JISC makes Freedom of Information issues clearer for researchers
Writing about web page http://www.jisc.ac.uk/news/stories/2010/12/foi.aspx
JISC have announced the launch of their step-by-step guidance document on Freedom of Information issues, aimed at researchers. It is based on a set of questions and answers and could "help researchers address issues of confidentiality, privacy, ethics and security" around their research data. The guide also deals with implications of Environmental Information legislation which might also require a researcher to make data publicly available.
The main message is to involve a Freedom of Information Officer if you get an FoI request. Warwick researchers should refer to our Legal Compliance webpages for further support: http://www2.warwick.ac.uk/services/gov/legalservices/
The first question & answer in the JISC guide is about how to identify an FoI request, and that is not so simple as someone declaring that they are asking and FoI question! The answer also states that "FoI request simply has to be in writing, give the name of the requester and an address for correspondence, and specify the information requested. However, 'writing' is interpreted liberally, and definitely includes email." So, knowing when to get in touch with your FoI Officer will be key to researchers' compliance.
Many researchers' requests for data will not be handled as FoI requests in a formal manner, but if you don't want to provide data to someone who has requested access to it then you may have to consider whether you might be obliged to respond under the terms of FoI, and what circumstances will be legally accepted grounds for refusing. This will be the kind of situation in which researchers should seek the support of an FoI officer.
It is worth noting that, under FoI, institutions are expected to supply the information or a refusal within 20 working days of receiving a request. The guide describes 3 main grounds for refusal, being cost, repeated or vexatious requests or the applicability of an exemption.
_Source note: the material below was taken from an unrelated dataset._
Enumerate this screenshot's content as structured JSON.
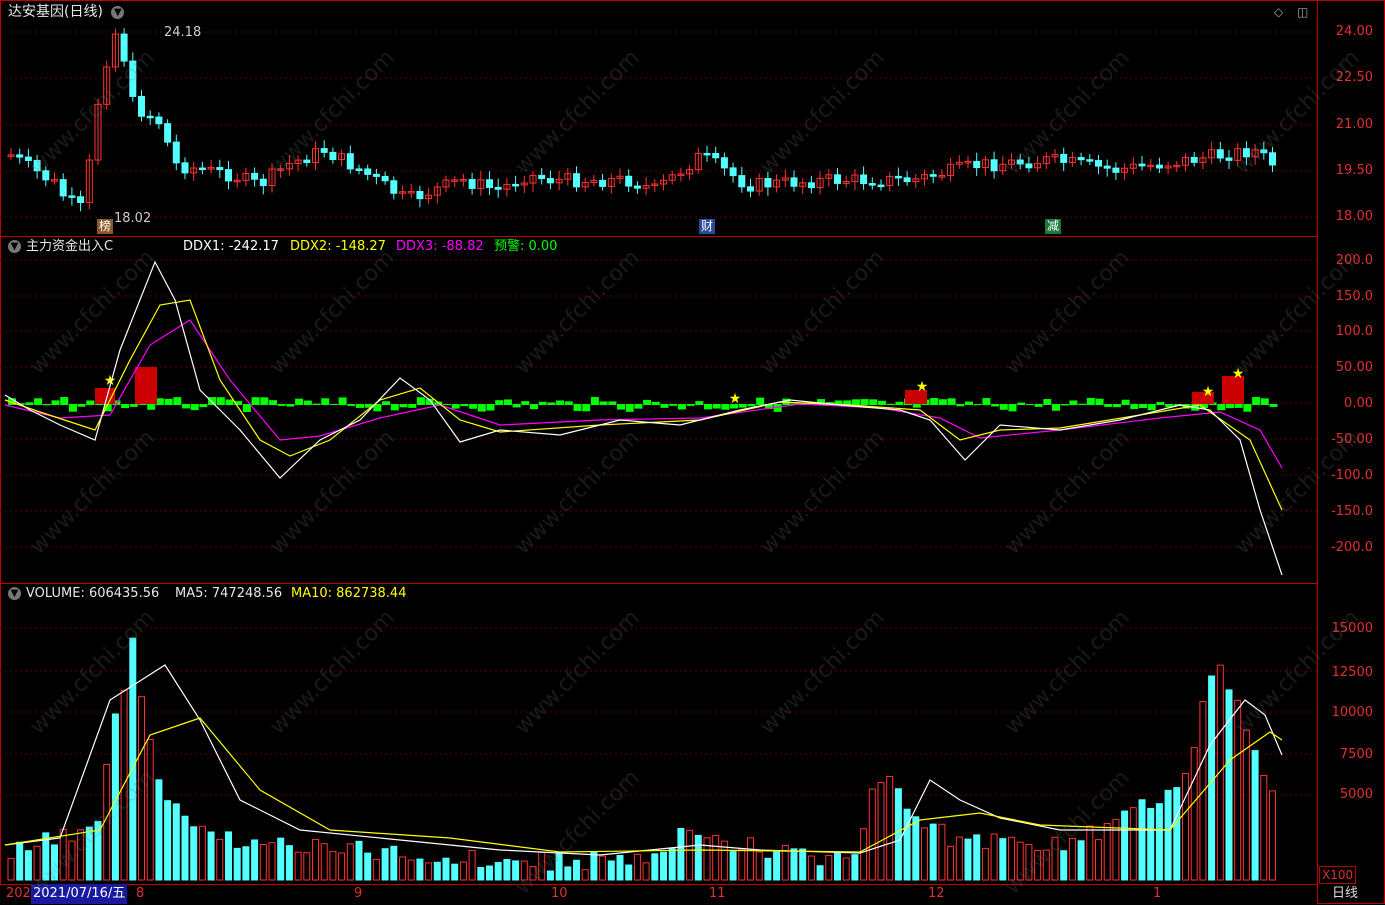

The guide itself talks through different kinds of exemption and circumstances which might apply to researchers' data.